Spirituals tell the truth about the experiences of those who sing them. The lament and disorientation is particular – and it is transferable. I recently heard Dr Drew Hart observe that “Were you there” sounds like the voice of one of the women that accompanied Jesus. It is also the voice of the mother of Trayvon Martin, the mother of Emmet Till and family members whose brother was lynched. The horror of the crucifixion is real, and true and the song makes it plain.

Spirituals, like the ancient psalms of disorientation, clearly name misery and abandonment –  and almost always take a turn toward hope. It is as if by naming the reality, being truthful about how unjust and painful life is, the act of just being real, can bring us a little closer toward healing and gratitude. And when we sing these songs of lament and disorientation together, we know that we are not alone, that we are in the company of others who care enough to sing with us, in the company of those who have sung with us for generations.

(sing) Somebody prayed for me, had me on their mind, took the time to pray for me, I’m so glad they prayed, I’m so glad they prayed, I’m so glad they prayed for me. (VT 698)

As moving and beloved as these songs of lament are, those of us who are white must ask ourselves some profound questions when we sing these spirituals. In a country that still seems to believe that power is not to be shared freely across cultures and traditions, that dignity is for some but not for all, what does it mean to sing songs that are born out of the evils of white supremacy?

Is it ever ok for white people to sing the songs that were first sung by enslaved African Americans? A companion question that is now being asked: what does it mean that music of such depth and significance is considered to be in the public domain, meaning no one owns the copyright. The people that wrote these songs were not free but now anyone can sing, can publish these songs, for free, forever. This is in direct contrast to most of the hymns in our hymnal that earn royalties for the composers and text writers, even for their estates after the writers are gone. There are not easy answers to these questions but indeed, a first step is lament. Disorientation and injustice carry on and on and we must lament until we understand the truth.

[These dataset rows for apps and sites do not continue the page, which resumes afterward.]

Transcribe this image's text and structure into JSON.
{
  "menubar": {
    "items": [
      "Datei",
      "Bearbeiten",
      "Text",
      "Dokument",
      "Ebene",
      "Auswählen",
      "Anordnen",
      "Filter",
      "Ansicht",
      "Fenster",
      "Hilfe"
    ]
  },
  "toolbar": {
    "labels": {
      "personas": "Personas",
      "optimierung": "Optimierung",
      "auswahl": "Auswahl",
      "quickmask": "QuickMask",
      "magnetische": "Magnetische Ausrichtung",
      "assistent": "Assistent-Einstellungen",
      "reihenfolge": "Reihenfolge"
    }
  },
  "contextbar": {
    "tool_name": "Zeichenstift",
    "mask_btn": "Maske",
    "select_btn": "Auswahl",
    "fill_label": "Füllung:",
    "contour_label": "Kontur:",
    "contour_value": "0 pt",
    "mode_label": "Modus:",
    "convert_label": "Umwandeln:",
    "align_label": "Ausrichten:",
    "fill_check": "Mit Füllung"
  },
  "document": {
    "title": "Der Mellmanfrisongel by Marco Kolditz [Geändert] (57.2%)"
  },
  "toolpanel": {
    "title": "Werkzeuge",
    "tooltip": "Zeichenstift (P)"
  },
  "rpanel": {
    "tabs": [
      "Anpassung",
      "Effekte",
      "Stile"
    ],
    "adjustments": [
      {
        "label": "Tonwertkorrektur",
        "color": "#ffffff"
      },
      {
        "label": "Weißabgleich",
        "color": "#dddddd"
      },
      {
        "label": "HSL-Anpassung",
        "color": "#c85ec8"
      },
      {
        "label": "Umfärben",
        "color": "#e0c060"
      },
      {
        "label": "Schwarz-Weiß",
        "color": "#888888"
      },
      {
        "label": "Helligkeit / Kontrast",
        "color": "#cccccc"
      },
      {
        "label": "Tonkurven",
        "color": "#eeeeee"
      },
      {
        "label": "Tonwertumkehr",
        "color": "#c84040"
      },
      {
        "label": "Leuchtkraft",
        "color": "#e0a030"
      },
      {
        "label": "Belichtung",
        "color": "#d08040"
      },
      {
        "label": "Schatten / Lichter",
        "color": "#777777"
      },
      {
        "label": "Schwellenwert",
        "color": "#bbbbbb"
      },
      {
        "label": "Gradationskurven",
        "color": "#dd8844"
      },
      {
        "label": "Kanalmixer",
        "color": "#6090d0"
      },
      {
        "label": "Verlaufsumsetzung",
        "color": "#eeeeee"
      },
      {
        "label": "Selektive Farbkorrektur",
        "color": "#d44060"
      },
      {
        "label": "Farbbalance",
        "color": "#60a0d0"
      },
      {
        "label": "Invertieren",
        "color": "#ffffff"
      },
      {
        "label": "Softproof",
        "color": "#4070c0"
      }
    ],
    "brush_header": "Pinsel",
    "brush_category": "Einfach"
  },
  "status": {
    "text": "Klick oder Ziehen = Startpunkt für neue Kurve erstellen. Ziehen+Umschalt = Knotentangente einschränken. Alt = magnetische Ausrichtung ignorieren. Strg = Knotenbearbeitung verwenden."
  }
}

As we begin to name disorientation, it is important to remember that telling the truth about our own turmoil and the injustice of systems is hard work. It can be exhausting. The psalmist says it this way:

I am weary with my moaning; every night I flood my bed with tears; I drench my couch with my weeping. (Psalm 6:6)

My tears have been my food day and night, while people say to me continually, “Where is your God?” (Psalm 42:3)

When we go through times of intense disorientation we must take care of ourselves. Take a nap, go for a walk, dance out the frustration, call a friend, call a professional, do what we need to do to take care of ourselves. It is okay to let go of the “shoulds” and “oughts,” it’s okay to slow down and take time, to remember that we are loved, that we are part of an Infinite Love.

Though the psalms of disorientation, that name our unspoken experiences and vulnerabilities, are part of the biblical canon we have not often sung songs of lament in church. More practically, songs of lament have not appeared in hymnals, at least not so named. But things are changing. The Voices Together hymnal has a number of new songs of lament. We can find them by looking in the index categories of anger, lament and protest – words that do not even appear in the index of our beloved blue 1992 Hymnal: A Worship Book.

I count it as progress that we are able to be more honest in church about our life experiences, about the complexity of pain and sorrow alongside joy. Maybe when we can tell the truth in church about who we are, we can better understand who God is. And then maybe it will be more clear what it means to work with God in this world, being where the pain is and where the joy is, with all the fullness they contain together. Maybe then we can reorient ourselves as we “catch the sweet but far off hymn that hails a new creation.” But that is a sermon for another Sunday.